[Start of Attachment]

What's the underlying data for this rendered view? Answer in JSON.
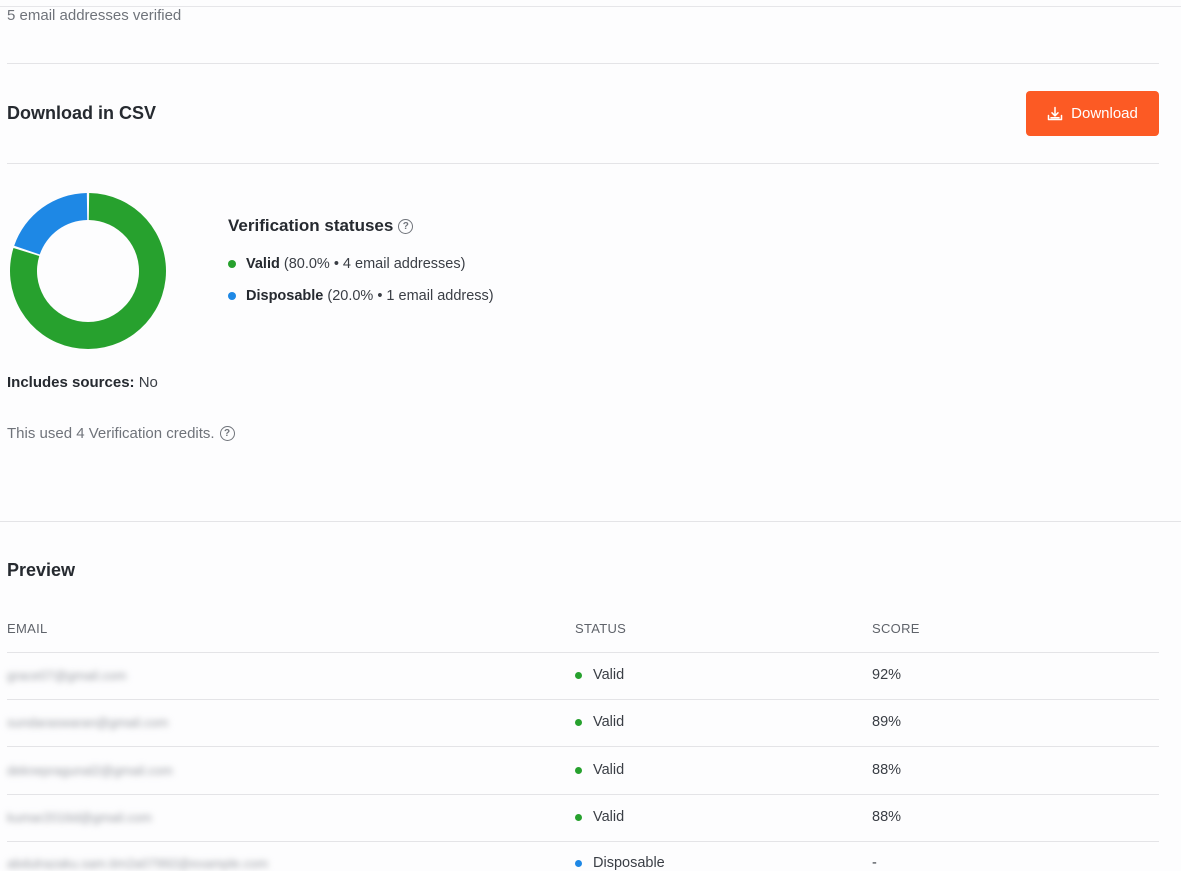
{
  "summary": {
    "verified_count_text": "5 email addresses verified"
  },
  "csv": {
    "title": "Download in CSV",
    "download_label": "Download"
  },
  "chart_data": {
    "type": "pie",
    "title": "Verification statuses",
    "series": [
      {
        "name": "Valid",
        "value": 80.0,
        "count_text": "(80.0% • 4 email addresses)",
        "color": "#27a12e"
      },
      {
        "name": "Disposable",
        "value": 20.0,
        "count_text": "(20.0% • 1 email address)",
        "color": "#1e88e5"
      }
    ]
  },
  "legend": {
    "title": "Verification statuses",
    "help_glyph": "?",
    "items": [
      {
        "label": "Valid",
        "detail": "(80.0% • 4 email addresses)",
        "color": "#27a12e"
      },
      {
        "label": "Disposable",
        "detail": "(20.0% • 1 email address)",
        "color": "#1e88e5"
      }
    ]
  },
  "sources": {
    "label": "Includes sources:",
    "value": "No"
  },
  "credits": {
    "text": "This used 4 Verification credits.",
    "help_glyph": "?"
  },
  "preview": {
    "title": "Preview",
    "columns": {
      "email": "EMAIL",
      "status": "STATUS",
      "score": "SCORE"
    },
    "rows": [
      {
        "email": "grace07@gmail.com",
        "status": "Valid",
        "score": "92%",
        "color": "#27a12e"
      },
      {
        "email": "sundaraswaran@gmail.com",
        "status": "Valid",
        "score": "89%",
        "color": "#27a12e"
      },
      {
        "email": "deknepragunal2@gmail.com",
        "status": "Valid",
        "score": "88%",
        "color": "#27a12e"
      },
      {
        "email": "kumar2016d@gmail.com",
        "status": "Valid",
        "score": "88%",
        "color": "#27a12e"
      },
      {
        "email": "abdulrazaku.sam.tim2a07992@example.com",
        "status": "Disposable",
        "score": "-",
        "color": "#1e88e5"
      }
    ]
  },
  "colors": {
    "accent": "#fc5a24",
    "valid": "#27a12e",
    "disposable": "#1e88e5"
  }
}
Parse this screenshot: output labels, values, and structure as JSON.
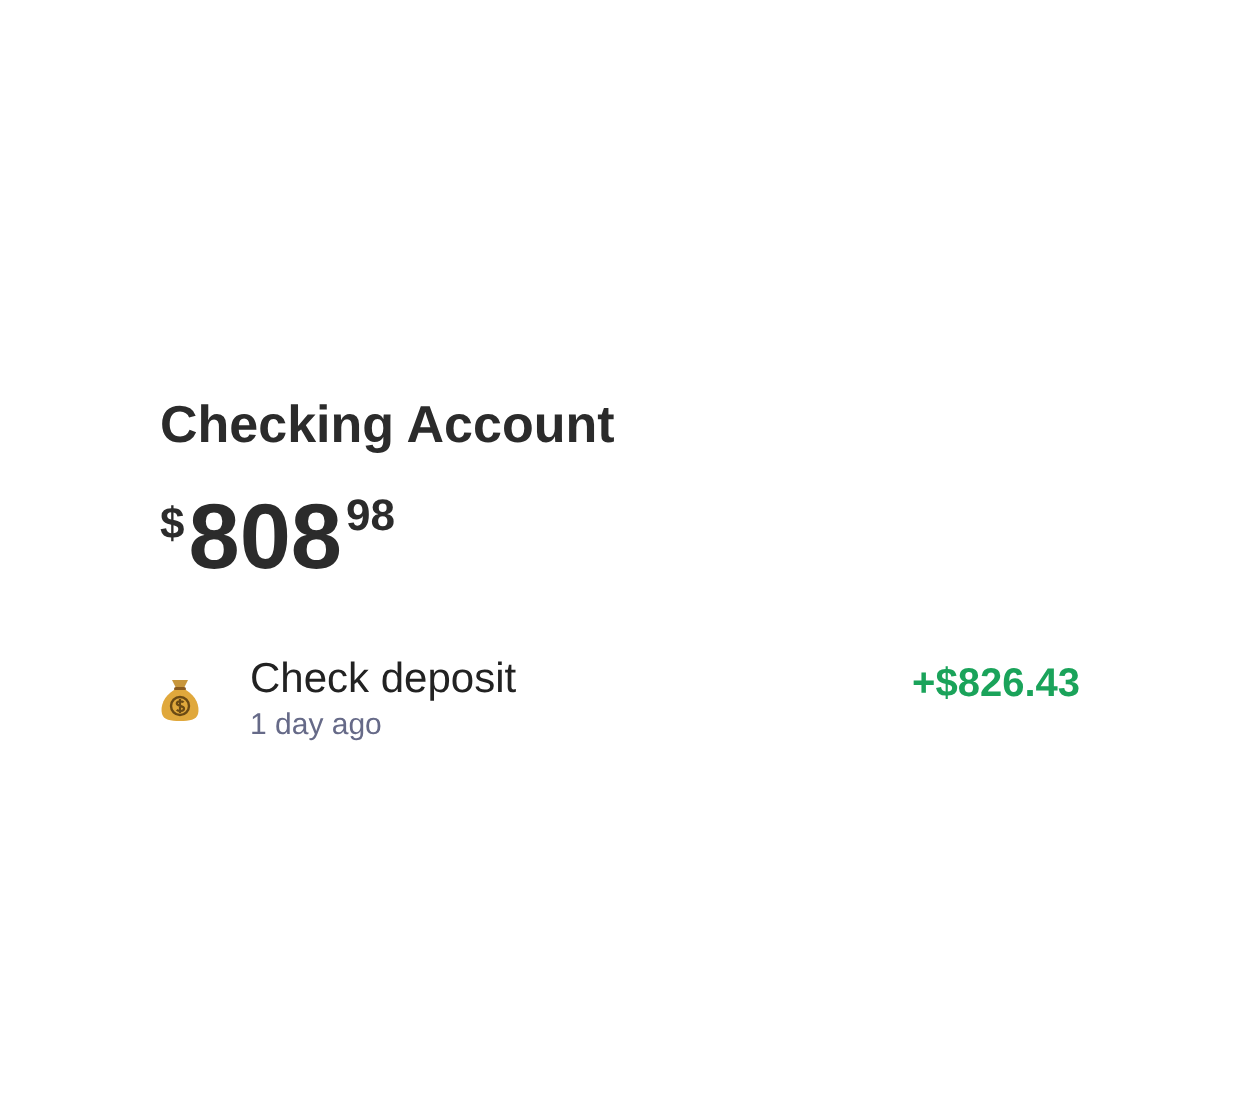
{
  "account": {
    "title": "Checking Account",
    "balance": {
      "currency": "$",
      "whole": "808",
      "cents": "98"
    }
  },
  "transactions": [
    {
      "kind": "deposit",
      "title": "Check deposit",
      "time": "1 day ago",
      "amount": "+$826.43"
    }
  ]
}
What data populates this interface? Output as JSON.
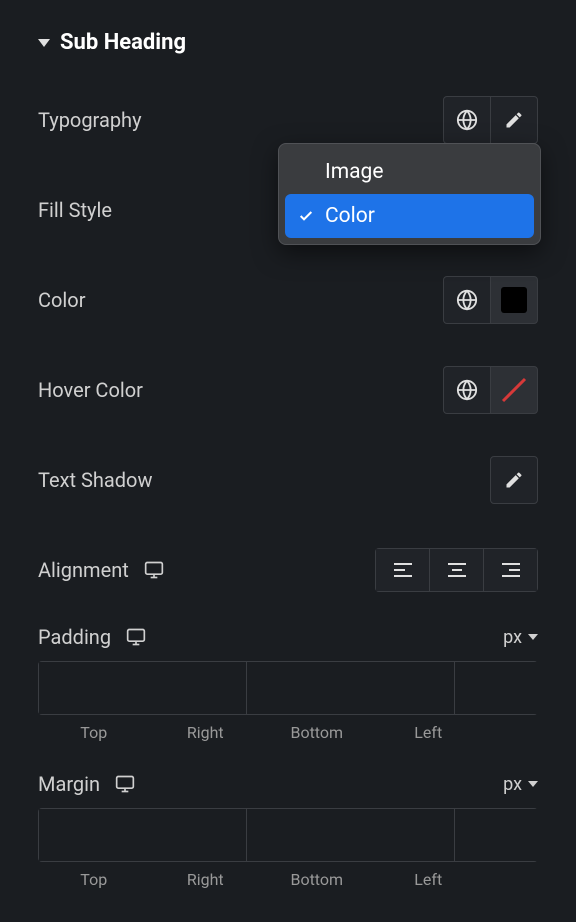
{
  "section": {
    "title": "Sub Heading"
  },
  "rows": {
    "typography": {
      "label": "Typography"
    },
    "fillStyle": {
      "label": "Fill Style"
    },
    "color": {
      "label": "Color"
    },
    "hoverColor": {
      "label": "Hover Color"
    },
    "textShadow": {
      "label": "Text Shadow"
    },
    "alignment": {
      "label": "Alignment"
    }
  },
  "dropdown": {
    "options": [
      {
        "label": "Image",
        "selected": false
      },
      {
        "label": "Color",
        "selected": true
      }
    ]
  },
  "spacing": {
    "padding": {
      "label": "Padding",
      "unit": "px",
      "sides": {
        "top": "Top",
        "right": "Right",
        "bottom": "Bottom",
        "left": "Left"
      }
    },
    "margin": {
      "label": "Margin",
      "unit": "px",
      "sides": {
        "top": "Top",
        "right": "Right",
        "bottom": "Bottom",
        "left": "Left"
      }
    }
  }
}
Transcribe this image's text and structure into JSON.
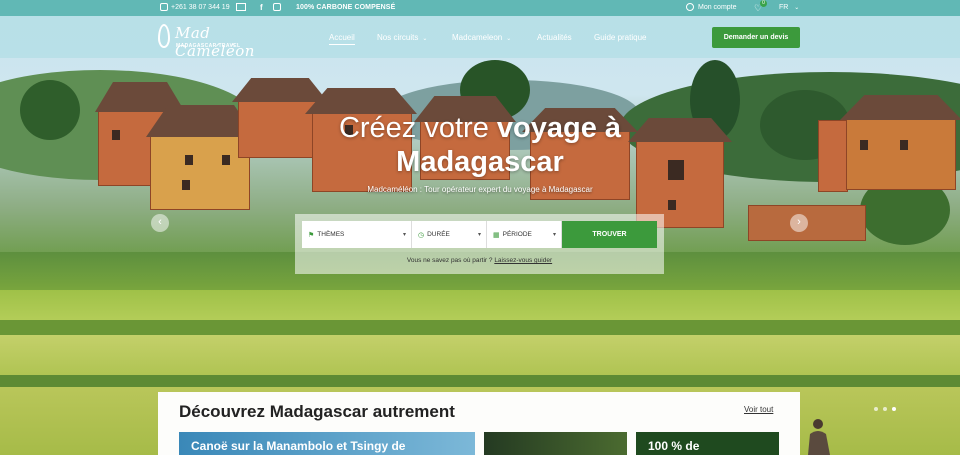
{
  "topbar": {
    "phone": "+261 38 07 344 19",
    "icons": [
      "phone-icon",
      "mail-icon",
      "facebook-icon",
      "instagram-icon"
    ],
    "carbon": "100% CARBONE COMPENSÉ",
    "account": "Mon compte",
    "favorites_count": "0",
    "language": "FR"
  },
  "logo": {
    "brand": "Mad Caméléon",
    "tagline": "MADAGASCAR TRAVEL"
  },
  "nav": {
    "items": [
      {
        "label": "Accueil",
        "active": true
      },
      {
        "label": "Nos circuits",
        "dropdown": true
      },
      {
        "label": "Madcameleon",
        "dropdown": true
      },
      {
        "label": "Actualités"
      },
      {
        "label": "Guide pratique"
      }
    ],
    "cta": "Demander un devis"
  },
  "hero": {
    "headline_light": "Créez votre",
    "headline_bold_1": "voyage à",
    "headline_bold_2": "Madagascar",
    "subheading": "Madcaméléon : Tour opérateur expert du voyage à Madagascar"
  },
  "search": {
    "themes": "THÈMES",
    "duration": "DURÉE",
    "period": "PÉRIODE",
    "button": "TROUVER",
    "helper_text": "Vous ne savez pas où partir ?",
    "helper_link": "Laissez-vous guider"
  },
  "discover": {
    "title": "Découvrez Madagascar autrement",
    "see_all": "Voir tout",
    "tiles": [
      {
        "title": "Canoë sur la Manambolo et Tsingy de"
      },
      {
        "title": ""
      },
      {
        "title": "100 % de"
      }
    ]
  },
  "colors": {
    "accent_green": "#3c9a3c",
    "topbar": "#58b4b0"
  }
}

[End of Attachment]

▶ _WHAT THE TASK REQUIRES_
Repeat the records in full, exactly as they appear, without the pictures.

▶ _RESPONSE TO THE EXERCISE_
What's the underlying data for this rendered view? Answer in JSON.
{
  "summary": {
    "verified_count_text": "5 email addresses verified"
  },
  "csv": {
    "title": "Download in CSV",
    "download_label": "Download"
  },
  "chart_data": {
    "type": "pie",
    "title": "Verification statuses",
    "series": [
      {
        "name": "Valid",
        "value": 80.0,
        "count_text": "(80.0% • 4 email addresses)",
        "color": "#27a12e"
      },
      {
        "name": "Disposable",
        "value": 20.0,
        "count_text": "(20.0% • 1 email address)",
        "color": "#1e88e5"
      }
    ]
  },
  "legend": {
    "title": "Verification statuses",
    "help_glyph": "?",
    "items": [
      {
        "label": "Valid",
        "detail": "(80.0% • 4 email addresses)",
        "color": "#27a12e"
      },
      {
        "label": "Disposable",
        "detail": "(20.0% • 1 email address)",
        "color": "#1e88e5"
      }
    ]
  },
  "sources": {
    "label": "Includes sources:",
    "value": "No"
  },
  "credits": {
    "text": "This used 4 Verification credits.",
    "help_glyph": "?"
  },
  "preview": {
    "title": "Preview",
    "columns": {
      "email": "EMAIL",
      "status": "STATUS",
      "score": "SCORE"
    },
    "rows": [
      {
        "email": "grace07@gmail.com",
        "status": "Valid",
        "score": "92%",
        "color": "#27a12e"
      },
      {
        "email": "sundaraswaran@gmail.com",
        "status": "Valid",
        "score": "89%",
        "color": "#27a12e"
      },
      {
        "email": "deknepragunal2@gmail.com",
        "status": "Valid",
        "score": "88%",
        "color": "#27a12e"
      },
      {
        "email": "kumar2016d@gmail.com",
        "status": "Valid",
        "score": "88%",
        "color": "#27a12e"
      },
      {
        "email": "abdulrazaku.sam.tim2a07992@example.com",
        "status": "Disposable",
        "score": "-",
        "color": "#1e88e5"
      }
    ]
  },
  "colors": {
    "accent": "#fc5a24",
    "valid": "#27a12e",
    "disposable": "#1e88e5"
  }
}
Parse this screenshot: output labels, values, and structure as JSON.
{
  "account": {
    "title": "Checking Account",
    "balance": {
      "currency": "$",
      "whole": "808",
      "cents": "98"
    }
  },
  "transactions": [
    {
      "kind": "deposit",
      "title": "Check deposit",
      "time": "1 day ago",
      "amount": "+$826.43"
    }
  ]
}
What data populates this interface? Output as JSON.
{
  "section": {
    "title": "Sub Heading"
  },
  "rows": {
    "typography": {
      "label": "Typography"
    },
    "fillStyle": {
      "label": "Fill Style"
    },
    "color": {
      "label": "Color"
    },
    "hoverColor": {
      "label": "Hover Color"
    },
    "textShadow": {
      "label": "Text Shadow"
    },
    "alignment": {
      "label": "Alignment"
    }
  },
  "dropdown": {
    "options": [
      {
        "label": "Image",
        "selected": false
      },
      {
        "label": "Color",
        "selected": true
      }
    ]
  },
  "spacing": {
    "padding": {
      "label": "Padding",
      "unit": "px",
      "sides": {
        "top": "Top",
        "right": "Right",
        "bottom": "Bottom",
        "left": "Left"
      }
    },
    "margin": {
      "label": "Margin",
      "unit": "px",
      "sides": {
        "top": "Top",
        "right": "Right",
        "bottom": "Bottom",
        "left": "Left"
      }
    }
  }
}
Transcribe this image's text and structure into JSON.
{
  "topbar": {
    "phone": "+261 38 07 344 19",
    "icons": [
      "phone-icon",
      "mail-icon",
      "facebook-icon",
      "instagram-icon"
    ],
    "carbon": "100% CARBONE COMPENSÉ",
    "account": "Mon compte",
    "favorites_count": "0",
    "language": "FR"
  },
  "logo": {
    "brand": "Mad Caméléon",
    "tagline": "MADAGASCAR TRAVEL"
  },
  "nav": {
    "items": [
      {
        "label": "Accueil",
        "active": true
      },
      {
        "label": "Nos circuits",
        "dropdown": true
      },
      {
        "label": "Madcameleon",
        "dropdown": true
      },
      {
        "label": "Actualités"
      },
      {
        "label": "Guide pratique"
      }
    ],
    "cta": "Demander un devis"
  },
  "hero": {
    "headline_light": "Créez votre",
    "headline_bold_1": "voyage à",
    "headline_bold_2": "Madagascar",
    "subheading": "Madcaméléon : Tour opérateur expert du voyage à Madagascar"
  },
  "search": {
    "themes": "THÈMES",
    "duration": "DURÉE",
    "period": "PÉRIODE",
    "button": "TROUVER",
    "helper_text": "Vous ne savez pas où partir ?",
    "helper_link": "Laissez-vous guider"
  },
  "discover": {
    "title": "Découvrez Madagascar autrement",
    "see_all": "Voir tout",
    "tiles": [
      {
        "title": "Canoë sur la Manambolo et Tsingy de"
      },
      {
        "title": ""
      },
      {
        "title": "100 % de"
      }
    ]
  },
  "colors": {
    "accent_green": "#3c9a3c",
    "topbar": "#58b4b0"
  }
}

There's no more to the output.